= What the task asks =
Copy out the entries exactly. Print them in full.

= Exercise inputs =
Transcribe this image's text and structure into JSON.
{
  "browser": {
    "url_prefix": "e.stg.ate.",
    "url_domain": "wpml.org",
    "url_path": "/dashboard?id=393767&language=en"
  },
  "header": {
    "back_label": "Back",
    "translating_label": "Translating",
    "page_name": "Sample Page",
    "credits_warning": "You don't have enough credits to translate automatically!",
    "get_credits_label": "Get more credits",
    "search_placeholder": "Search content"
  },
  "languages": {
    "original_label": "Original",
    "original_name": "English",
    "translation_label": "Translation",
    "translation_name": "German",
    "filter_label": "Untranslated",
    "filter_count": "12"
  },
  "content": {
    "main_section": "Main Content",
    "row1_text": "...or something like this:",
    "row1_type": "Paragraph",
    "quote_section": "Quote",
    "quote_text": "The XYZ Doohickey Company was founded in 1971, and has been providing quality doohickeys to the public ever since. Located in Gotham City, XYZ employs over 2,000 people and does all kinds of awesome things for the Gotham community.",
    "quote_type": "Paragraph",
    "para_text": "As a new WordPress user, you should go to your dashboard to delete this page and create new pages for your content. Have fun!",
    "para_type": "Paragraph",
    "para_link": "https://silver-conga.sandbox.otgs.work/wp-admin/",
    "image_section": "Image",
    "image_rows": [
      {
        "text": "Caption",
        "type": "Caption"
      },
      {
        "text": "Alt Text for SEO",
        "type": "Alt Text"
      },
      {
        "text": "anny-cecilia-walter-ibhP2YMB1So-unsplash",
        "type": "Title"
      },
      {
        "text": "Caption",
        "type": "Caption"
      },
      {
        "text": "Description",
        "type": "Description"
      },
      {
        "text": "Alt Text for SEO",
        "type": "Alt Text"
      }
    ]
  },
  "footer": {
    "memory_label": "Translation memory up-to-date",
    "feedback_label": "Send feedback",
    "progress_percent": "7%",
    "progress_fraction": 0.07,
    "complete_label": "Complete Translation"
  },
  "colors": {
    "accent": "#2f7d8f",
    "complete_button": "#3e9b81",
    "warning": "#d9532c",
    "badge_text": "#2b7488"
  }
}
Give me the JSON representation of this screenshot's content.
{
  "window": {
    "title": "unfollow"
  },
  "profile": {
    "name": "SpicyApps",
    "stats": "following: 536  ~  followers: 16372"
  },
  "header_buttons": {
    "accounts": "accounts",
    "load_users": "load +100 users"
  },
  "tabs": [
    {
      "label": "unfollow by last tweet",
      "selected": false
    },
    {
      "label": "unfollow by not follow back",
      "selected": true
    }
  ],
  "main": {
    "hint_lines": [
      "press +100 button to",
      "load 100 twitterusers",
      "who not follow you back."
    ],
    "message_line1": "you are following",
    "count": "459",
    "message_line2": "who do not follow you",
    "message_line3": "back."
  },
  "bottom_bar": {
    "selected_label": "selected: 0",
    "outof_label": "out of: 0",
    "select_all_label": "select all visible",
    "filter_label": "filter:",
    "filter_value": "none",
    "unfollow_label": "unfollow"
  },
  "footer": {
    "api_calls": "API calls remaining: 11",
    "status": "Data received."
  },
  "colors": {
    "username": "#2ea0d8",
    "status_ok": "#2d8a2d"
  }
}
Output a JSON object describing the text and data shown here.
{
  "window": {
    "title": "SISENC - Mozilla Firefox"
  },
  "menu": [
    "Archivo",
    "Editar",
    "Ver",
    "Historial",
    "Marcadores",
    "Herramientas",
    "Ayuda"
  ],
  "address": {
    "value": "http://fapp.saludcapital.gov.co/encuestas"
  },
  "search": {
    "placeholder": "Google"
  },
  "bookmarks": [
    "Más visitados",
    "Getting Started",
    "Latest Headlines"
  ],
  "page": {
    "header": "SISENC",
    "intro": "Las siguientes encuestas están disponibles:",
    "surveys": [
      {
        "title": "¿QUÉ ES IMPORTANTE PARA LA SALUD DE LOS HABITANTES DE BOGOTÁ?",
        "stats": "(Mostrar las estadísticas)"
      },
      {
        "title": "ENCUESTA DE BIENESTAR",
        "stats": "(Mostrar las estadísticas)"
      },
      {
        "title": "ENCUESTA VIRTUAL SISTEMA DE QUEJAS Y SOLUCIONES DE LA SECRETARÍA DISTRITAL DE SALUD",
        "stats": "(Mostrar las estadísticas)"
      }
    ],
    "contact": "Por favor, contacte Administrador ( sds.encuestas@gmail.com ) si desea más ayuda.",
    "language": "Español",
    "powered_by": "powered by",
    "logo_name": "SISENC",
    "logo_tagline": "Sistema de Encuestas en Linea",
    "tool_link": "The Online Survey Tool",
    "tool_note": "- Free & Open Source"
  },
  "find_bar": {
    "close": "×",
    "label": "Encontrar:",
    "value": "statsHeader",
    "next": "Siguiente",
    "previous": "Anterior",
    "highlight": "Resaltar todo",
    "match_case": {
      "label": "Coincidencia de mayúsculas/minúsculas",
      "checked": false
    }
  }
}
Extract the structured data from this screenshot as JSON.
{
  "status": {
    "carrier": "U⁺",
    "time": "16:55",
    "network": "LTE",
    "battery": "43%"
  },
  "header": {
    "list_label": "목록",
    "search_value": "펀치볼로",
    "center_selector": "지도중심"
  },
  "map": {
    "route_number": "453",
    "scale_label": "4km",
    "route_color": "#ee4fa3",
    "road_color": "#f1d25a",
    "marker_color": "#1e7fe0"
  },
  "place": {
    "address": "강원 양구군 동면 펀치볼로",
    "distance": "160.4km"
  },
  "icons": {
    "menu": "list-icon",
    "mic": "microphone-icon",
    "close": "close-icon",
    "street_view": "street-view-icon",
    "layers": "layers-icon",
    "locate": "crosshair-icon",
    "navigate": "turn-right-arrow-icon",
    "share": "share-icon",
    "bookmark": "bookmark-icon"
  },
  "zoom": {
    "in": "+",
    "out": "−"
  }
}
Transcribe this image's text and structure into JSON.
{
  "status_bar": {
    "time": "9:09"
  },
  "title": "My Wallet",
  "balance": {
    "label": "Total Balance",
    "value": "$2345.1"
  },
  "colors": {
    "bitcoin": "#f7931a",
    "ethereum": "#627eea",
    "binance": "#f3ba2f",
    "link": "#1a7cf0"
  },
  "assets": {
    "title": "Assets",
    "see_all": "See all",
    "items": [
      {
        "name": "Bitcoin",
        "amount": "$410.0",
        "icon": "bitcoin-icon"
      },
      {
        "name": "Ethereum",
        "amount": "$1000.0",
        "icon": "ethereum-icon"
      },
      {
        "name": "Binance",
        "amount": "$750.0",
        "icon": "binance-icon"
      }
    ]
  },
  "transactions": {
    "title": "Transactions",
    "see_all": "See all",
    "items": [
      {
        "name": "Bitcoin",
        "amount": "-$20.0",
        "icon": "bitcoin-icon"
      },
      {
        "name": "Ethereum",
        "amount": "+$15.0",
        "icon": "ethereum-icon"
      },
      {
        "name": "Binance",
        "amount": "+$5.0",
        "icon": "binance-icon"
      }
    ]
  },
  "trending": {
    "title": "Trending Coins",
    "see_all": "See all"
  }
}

= Exercise output =
Transcribe this image's text and structure into JSON.
{
  "browser": {
    "url_prefix": "e.stg.ate.",
    "url_domain": "wpml.org",
    "url_path": "/dashboard?id=393767&language=en"
  },
  "header": {
    "back_label": "Back",
    "translating_label": "Translating",
    "page_name": "Sample Page",
    "credits_warning": "You don't have enough credits to translate automatically!",
    "get_credits_label": "Get more credits",
    "search_placeholder": "Search content"
  },
  "languages": {
    "original_label": "Original",
    "original_name": "English",
    "translation_label": "Translation",
    "translation_name": "German",
    "filter_label": "Untranslated",
    "filter_count": "12"
  },
  "content": {
    "main_section": "Main Content",
    "row1_text": "...or something like this:",
    "row1_type": "Paragraph",
    "quote_section": "Quote",
    "quote_text": "The XYZ Doohickey Company was founded in 1971, and has been providing quality doohickeys to the public ever since. Located in Gotham City, XYZ employs over 2,000 people and does all kinds of awesome things for the Gotham community.",
    "quote_type": "Paragraph",
    "para_text": "As a new WordPress user, you should go to your dashboard to delete this page and create new pages for your content. Have fun!",
    "para_type": "Paragraph",
    "para_link": "https://silver-conga.sandbox.otgs.work/wp-admin/",
    "image_section": "Image",
    "image_rows": [
      {
        "text": "Caption",
        "type": "Caption"
      },
      {
        "text": "Alt Text for SEO",
        "type": "Alt Text"
      },
      {
        "text": "anny-cecilia-walter-ibhP2YMB1So-unsplash",
        "type": "Title"
      },
      {
        "text": "Caption",
        "type": "Caption"
      },
      {
        "text": "Description",
        "type": "Description"
      },
      {
        "text": "Alt Text for SEO",
        "type": "Alt Text"
      }
    ]
  },
  "footer": {
    "memory_label": "Translation memory up-to-date",
    "feedback_label": "Send feedback",
    "progress_percent": "7%",
    "progress_fraction": 0.07,
    "complete_label": "Complete Translation"
  },
  "colors": {
    "accent": "#2f7d8f",
    "complete_button": "#3e9b81",
    "warning": "#d9532c",
    "badge_text": "#2b7488"
  }
}
Give me the JSON representation of this screenshot's content.
{
  "window": {
    "title": "unfollow"
  },
  "profile": {
    "name": "SpicyApps",
    "stats": "following: 536  ~  followers: 16372"
  },
  "header_buttons": {
    "accounts": "accounts",
    "load_users": "load +100 users"
  },
  "tabs": [
    {
      "label": "unfollow by last tweet",
      "selected": false
    },
    {
      "label": "unfollow by not follow back",
      "selected": true
    }
  ],
  "main": {
    "hint_lines": [
      "press +100 button to",
      "load 100 twitterusers",
      "who not follow you back."
    ],
    "message_line1": "you are following",
    "count": "459",
    "message_line2": "who do not follow you",
    "message_line3": "back."
  },
  "bottom_bar": {
    "selected_label": "selected: 0",
    "outof_label": "out of: 0",
    "select_all_label": "select all visible",
    "filter_label": "filter:",
    "filter_value": "none",
    "unfollow_label": "unfollow"
  },
  "footer": {
    "api_calls": "API calls remaining: 11",
    "status": "Data received."
  },
  "colors": {
    "username": "#2ea0d8",
    "status_ok": "#2d8a2d"
  }
}
Output a JSON object describing the text and data shown here.
{
  "window": {
    "title": "SISENC - Mozilla Firefox"
  },
  "menu": [
    "Archivo",
    "Editar",
    "Ver",
    "Historial",
    "Marcadores",
    "Herramientas",
    "Ayuda"
  ],
  "address": {
    "value": "http://fapp.saludcapital.gov.co/encuestas"
  },
  "search": {
    "placeholder": "Google"
  },
  "bookmarks": [
    "Más visitados",
    "Getting Started",
    "Latest Headlines"
  ],
  "page": {
    "header": "SISENC",
    "intro": "Las siguientes encuestas están disponibles:",
    "surveys": [
      {
        "title": "¿QUÉ ES IMPORTANTE PARA LA SALUD DE LOS HABITANTES DE BOGOTÁ?",
        "stats": "(Mostrar las estadísticas)"
      },
      {
        "title": "ENCUESTA DE BIENESTAR",
        "stats": "(Mostrar las estadísticas)"
      },
      {
        "title": "ENCUESTA VIRTUAL SISTEMA DE QUEJAS Y SOLUCIONES DE LA SECRETARÍA DISTRITAL DE SALUD",
        "stats": "(Mostrar las estadísticas)"
      }
    ],
    "contact": "Por favor, contacte Administrador ( sds.encuestas@gmail.com ) si desea más ayuda.",
    "language": "Español",
    "powered_by": "powered by",
    "logo_name": "SISENC",
    "logo_tagline": "Sistema de Encuestas en Linea",
    "tool_link": "The Online Survey Tool",
    "tool_note": "- Free & Open Source"
  },
  "find_bar": {
    "close": "×",
    "label": "Encontrar:",
    "value": "statsHeader",
    "next": "Siguiente",
    "previous": "Anterior",
    "highlight": "Resaltar todo",
    "match_case": {
      "label": "Coincidencia de mayúsculas/minúsculas",
      "checked": false
    }
  }
}
Extract the structured data from this screenshot as JSON.
{
  "status": {
    "carrier": "U⁺",
    "time": "16:55",
    "network": "LTE",
    "battery": "43%"
  },
  "header": {
    "list_label": "목록",
    "search_value": "펀치볼로",
    "center_selector": "지도중심"
  },
  "map": {
    "route_number": "453",
    "scale_label": "4km",
    "route_color": "#ee4fa3",
    "road_color": "#f1d25a",
    "marker_color": "#1e7fe0"
  },
  "place": {
    "address": "강원 양구군 동면 펀치볼로",
    "distance": "160.4km"
  },
  "icons": {
    "menu": "list-icon",
    "mic": "microphone-icon",
    "close": "close-icon",
    "street_view": "street-view-icon",
    "layers": "layers-icon",
    "locate": "crosshair-icon",
    "navigate": "turn-right-arrow-icon",
    "share": "share-icon",
    "bookmark": "bookmark-icon"
  },
  "zoom": {
    "in": "+",
    "out": "−"
  }
}
Transcribe this image's text and structure into JSON.
{
  "status_bar": {
    "time": "9:09"
  },
  "title": "My Wallet",
  "balance": {
    "label": "Total Balance",
    "value": "$2345.1"
  },
  "colors": {
    "bitcoin": "#f7931a",
    "ethereum": "#627eea",
    "binance": "#f3ba2f",
    "link": "#1a7cf0"
  },
  "assets": {
    "title": "Assets",
    "see_all": "See all",
    "items": [
      {
        "name": "Bitcoin",
        "amount": "$410.0",
        "icon": "bitcoin-icon"
      },
      {
        "name": "Ethereum",
        "amount": "$1000.0",
        "icon": "ethereum-icon"
      },
      {
        "name": "Binance",
        "amount": "$750.0",
        "icon": "binance-icon"
      }
    ]
  },
  "transactions": {
    "title": "Transactions",
    "see_all": "See all",
    "items": [
      {
        "name": "Bitcoin",
        "amount": "-$20.0",
        "icon": "bitcoin-icon"
      },
      {
        "name": "Ethereum",
        "amount": "+$15.0",
        "icon": "ethereum-icon"
      },
      {
        "name": "Binance",
        "amount": "+$5.0",
        "icon": "binance-icon"
      }
    ]
  },
  "trending": {
    "title": "Trending Coins",
    "see_all": "See all"
  }
}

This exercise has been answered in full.